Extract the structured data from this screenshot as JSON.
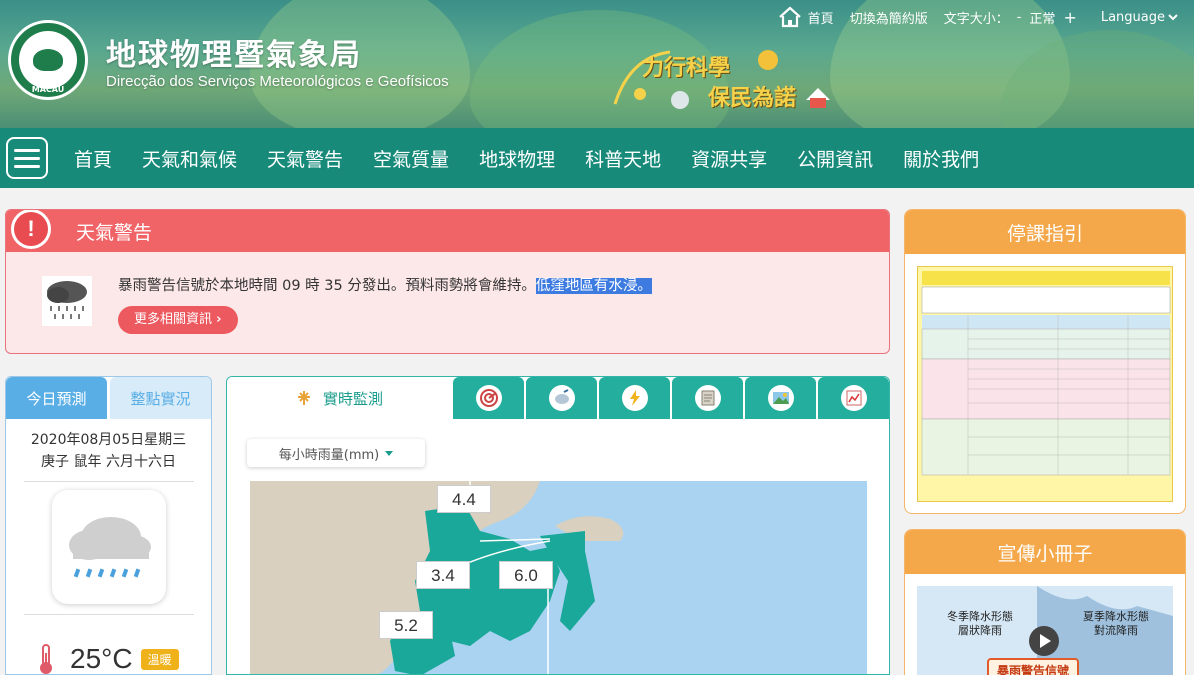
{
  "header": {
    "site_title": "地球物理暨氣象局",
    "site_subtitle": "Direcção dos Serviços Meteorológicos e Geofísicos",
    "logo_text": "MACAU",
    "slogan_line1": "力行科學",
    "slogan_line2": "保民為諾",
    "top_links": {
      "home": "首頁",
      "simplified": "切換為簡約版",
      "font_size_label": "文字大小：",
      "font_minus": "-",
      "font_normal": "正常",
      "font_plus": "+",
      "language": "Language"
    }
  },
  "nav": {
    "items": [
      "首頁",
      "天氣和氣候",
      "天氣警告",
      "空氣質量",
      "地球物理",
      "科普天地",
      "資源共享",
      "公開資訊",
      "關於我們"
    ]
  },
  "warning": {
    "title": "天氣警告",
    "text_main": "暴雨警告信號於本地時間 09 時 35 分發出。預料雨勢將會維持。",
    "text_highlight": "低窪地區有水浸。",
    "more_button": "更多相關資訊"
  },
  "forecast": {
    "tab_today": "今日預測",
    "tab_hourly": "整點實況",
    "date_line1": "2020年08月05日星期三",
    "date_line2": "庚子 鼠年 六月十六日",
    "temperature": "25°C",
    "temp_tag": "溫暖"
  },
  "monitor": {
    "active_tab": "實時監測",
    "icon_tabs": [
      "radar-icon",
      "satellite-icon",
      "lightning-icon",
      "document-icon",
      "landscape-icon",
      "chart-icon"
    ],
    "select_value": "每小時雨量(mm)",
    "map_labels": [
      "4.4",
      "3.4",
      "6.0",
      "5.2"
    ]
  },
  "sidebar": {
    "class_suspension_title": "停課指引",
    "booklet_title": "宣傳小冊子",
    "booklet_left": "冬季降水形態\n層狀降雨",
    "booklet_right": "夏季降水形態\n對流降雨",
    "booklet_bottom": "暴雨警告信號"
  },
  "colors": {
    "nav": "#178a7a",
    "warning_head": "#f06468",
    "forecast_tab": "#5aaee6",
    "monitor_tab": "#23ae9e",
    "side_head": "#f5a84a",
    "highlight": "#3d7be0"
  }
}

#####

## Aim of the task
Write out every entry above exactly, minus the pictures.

## Task result
Extract the structured data from this screenshot as JSON.
{
  "header": {
    "site_title": "地球物理暨氣象局",
    "site_subtitle": "Direcção dos Serviços Meteorológicos e Geofísicos",
    "logo_text": "MACAU",
    "slogan_line1": "力行科學",
    "slogan_line2": "保民為諾",
    "top_links": {
      "home": "首頁",
      "simplified": "切換為簡約版",
      "font_size_label": "文字大小：",
      "font_minus": "-",
      "font_normal": "正常",
      "font_plus": "+",
      "language": "Language"
    }
  },
  "nav": {
    "items": [
      "首頁",
      "天氣和氣候",
      "天氣警告",
      "空氣質量",
      "地球物理",
      "科普天地",
      "資源共享",
      "公開資訊",
      "關於我們"
    ]
  },
  "warning": {
    "title": "天氣警告",
    "text_main": "暴雨警告信號於本地時間 09 時 35 分發出。預料雨勢將會維持。",
    "text_highlight": "低窪地區有水浸。",
    "more_button": "更多相關資訊"
  },
  "forecast": {
    "tab_today": "今日預測",
    "tab_hourly": "整點實況",
    "date_line1": "2020年08月05日星期三",
    "date_line2": "庚子 鼠年 六月十六日",
    "temperature": "25°C",
    "temp_tag": "溫暖"
  },
  "monitor": {
    "active_tab": "實時監測",
    "icon_tabs": [
      "radar-icon",
      "satellite-icon",
      "lightning-icon",
      "document-icon",
      "landscape-icon",
      "chart-icon"
    ],
    "select_value": "每小時雨量(mm)",
    "map_labels": [
      "4.4",
      "3.4",
      "6.0",
      "5.2"
    ]
  },
  "sidebar": {
    "class_suspension_title": "停課指引",
    "booklet_title": "宣傳小冊子",
    "booklet_left": "冬季降水形態\n層狀降雨",
    "booklet_right": "夏季降水形態\n對流降雨",
    "booklet_bottom": "暴雨警告信號"
  },
  "colors": {
    "nav": "#178a7a",
    "warning_head": "#f06468",
    "forecast_tab": "#5aaee6",
    "monitor_tab": "#23ae9e",
    "side_head": "#f5a84a",
    "highlight": "#3d7be0"
  }
}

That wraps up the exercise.